At the same time, if you need an alarm clock, don’t succumb to the snooze button temptation. “It’s this emergency signal hauling you out of the deepest stage of sleep,” according to Dr. MacFarlane. Studies have indicated that waking up to an alarm clock can raise your blood pressure and elevate your heart rate — so hitting snooze multiple times simply puts your body through this shock more times than is necessary. And besides, says Dr. MacFarlane, “if you aren’t waking up before the alarm, you are sleep-deprived.”

skip the nightcap

While it could help you drift off to sleep, it will almost certainly wake you up a few hours later.

The full version of the article, including information about Proactive Sleep’s iPhone/iPod Touch alarm clock app, is available here.

Your Circadian Rhythm and Blood Sugar Control

Your Circadian Rhythm and Blood Sugar Control

posted on Friday, October 9th, 2009

A new study conducted by a Stanford University professor has shown that our circadian rhythm — our body’s inner clock that regulates when and how long we sleep — is “tightly entwined” with blood sugar control. Indeed, the study “shows that daily fluctuations in powerful hormones called glucocorticoids directly synchronize the biological clock as an integral part of our mechanism for regulating blood sugar.”

The study was conducted by senior study author Brian Feldman, MD, PhD, who is an assistant professor of pediatric endocrinology at the Stanford University School of Medicine, and practices at Lucile Packard Children’s Hospital. “The most surprising part of our findings is that our internal biologic rhythms are embedded directly into another pathway, one that is essential to regulate metabolism,” he noted.

According to a press release dated October 5th,

The new findings give the first in vivo evidence of a direct link between glucocorticoid hormones and genes that regulate our biological clock. The research may eventually help doctors reduce disabling side effects of glucocorticoid drugs such as prednisone, Feldman said. The work could also help diabetics control their blood sugar levels and may shed light on why night-shift workers are at risk for obesity and diabetes.

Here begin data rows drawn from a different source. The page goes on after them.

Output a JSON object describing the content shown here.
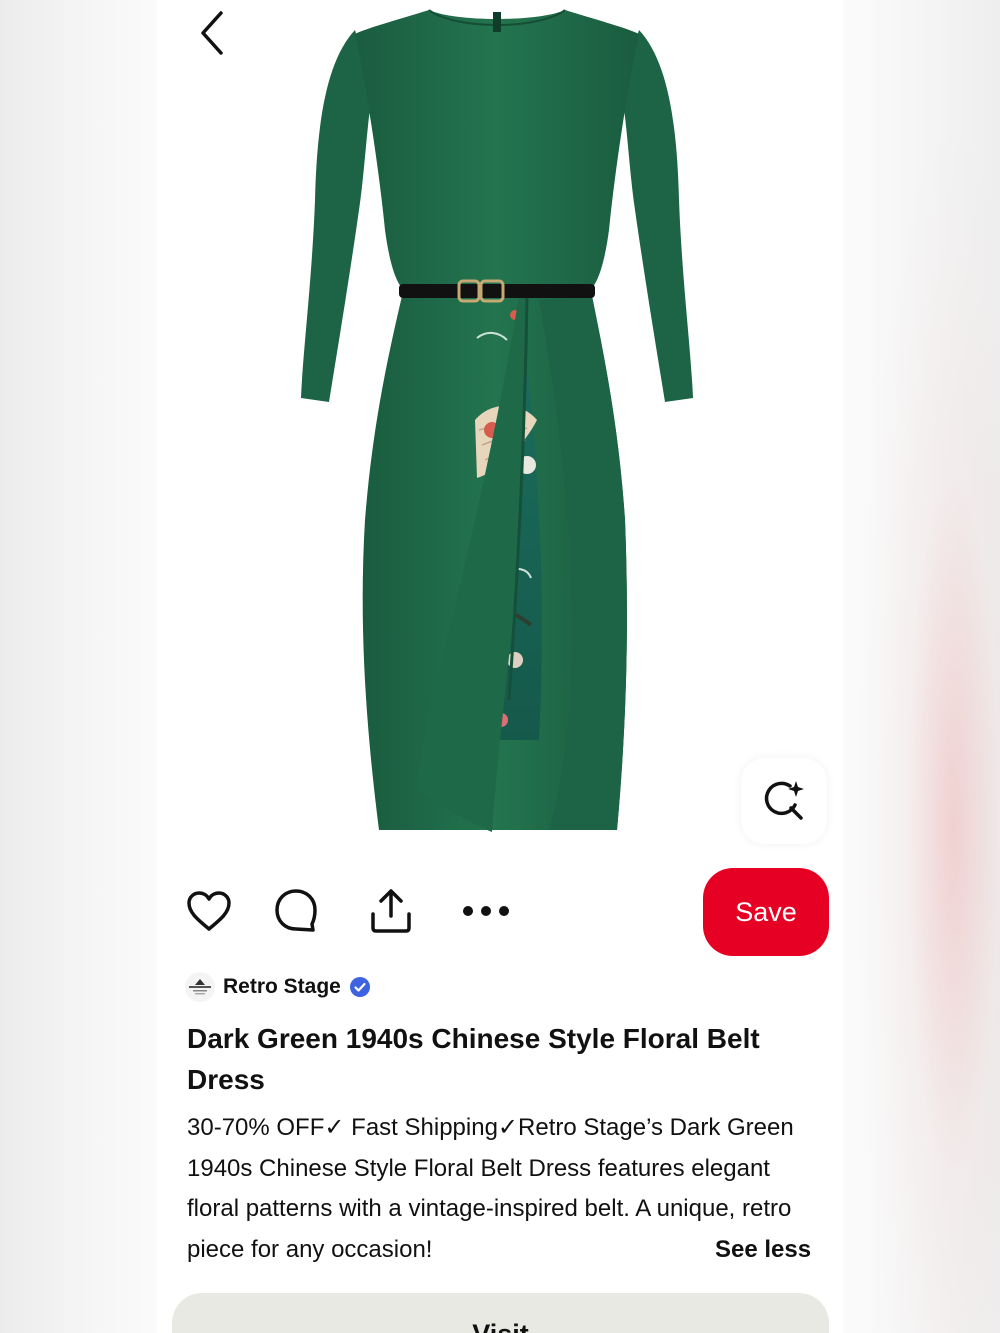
{
  "actions": {
    "save_label": "Save",
    "visit_label": "Visit"
  },
  "creator": {
    "name": "Retro Stage",
    "verified": true
  },
  "pin": {
    "title": "Dark Green 1940s Chinese Style Floral Belt Dress",
    "description": "30-70% OFF✓ Fast Shipping✓Retro Stage’s Dark Green 1940s Chinese Style Floral Belt Dress features elegant floral patterns with a vintage-inspired belt. A unique, retro piece for any occasion!",
    "see_less_label": "See less"
  },
  "icons": [
    "back-arrow-icon",
    "visual-search-icon",
    "heart-icon",
    "comment-icon",
    "share-icon",
    "more-icon",
    "verified-badge-icon"
  ],
  "colors": {
    "save_button": "#e60023",
    "visit_button": "#e9e9e4",
    "dress_green": "#1f6b4a",
    "verified_blue": "#3d63e0"
  }
}
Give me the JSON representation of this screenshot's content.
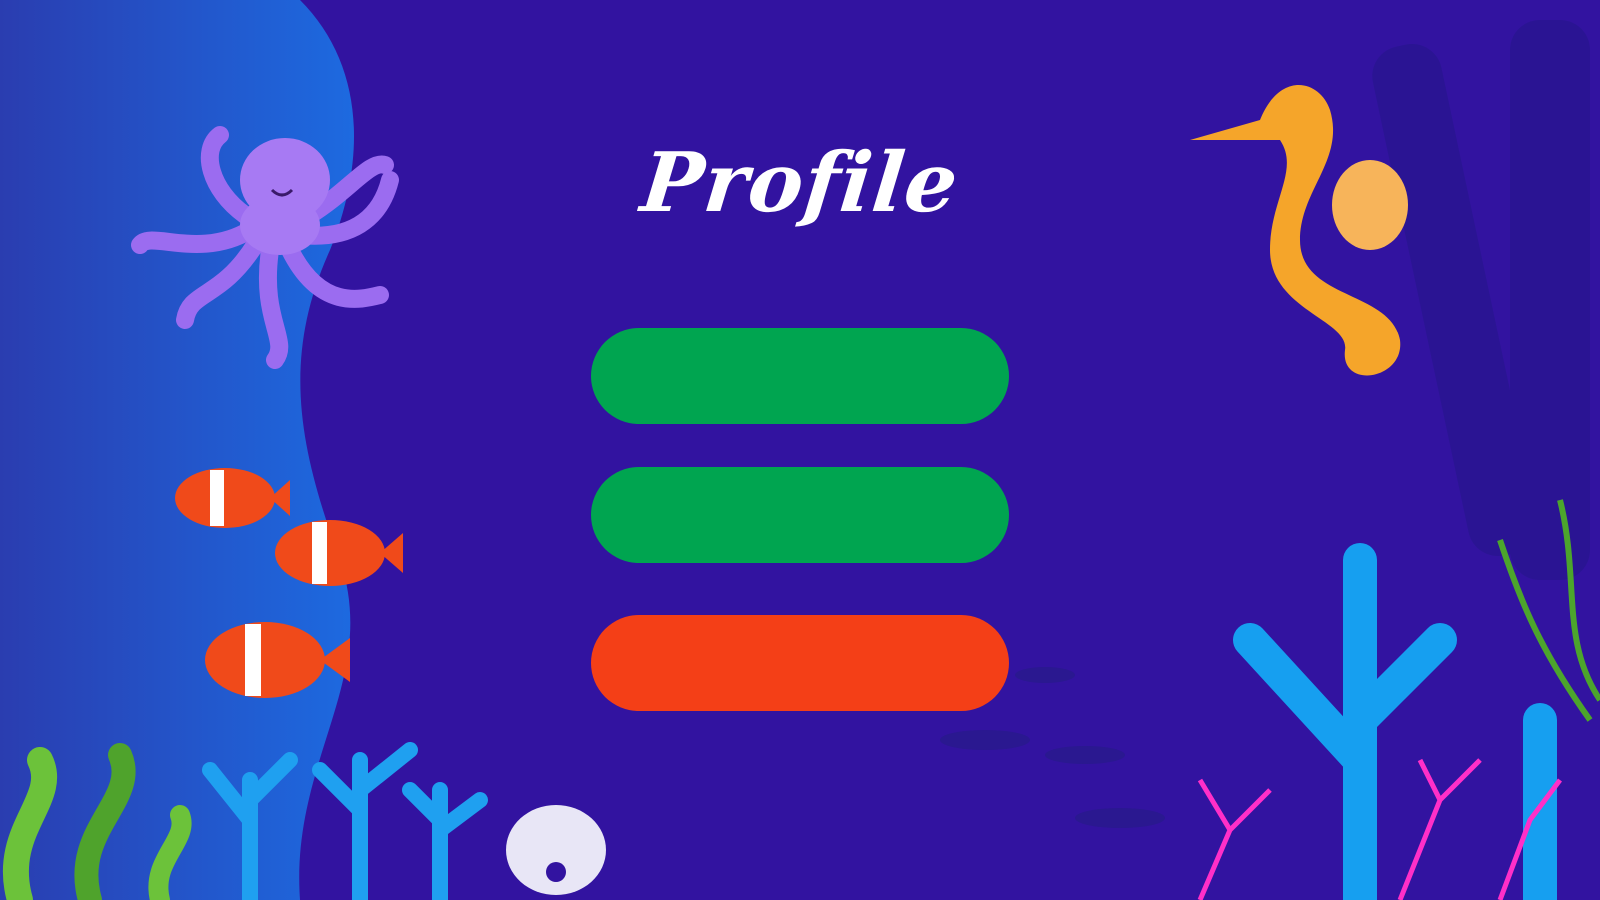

The study will be published online Oct. 5 in Proceedings of the National Academy of Sciences. Feldman worked previously at the University of California-San Francisco, where much of the research was conducted.

Interested? Read the rest of the press release here.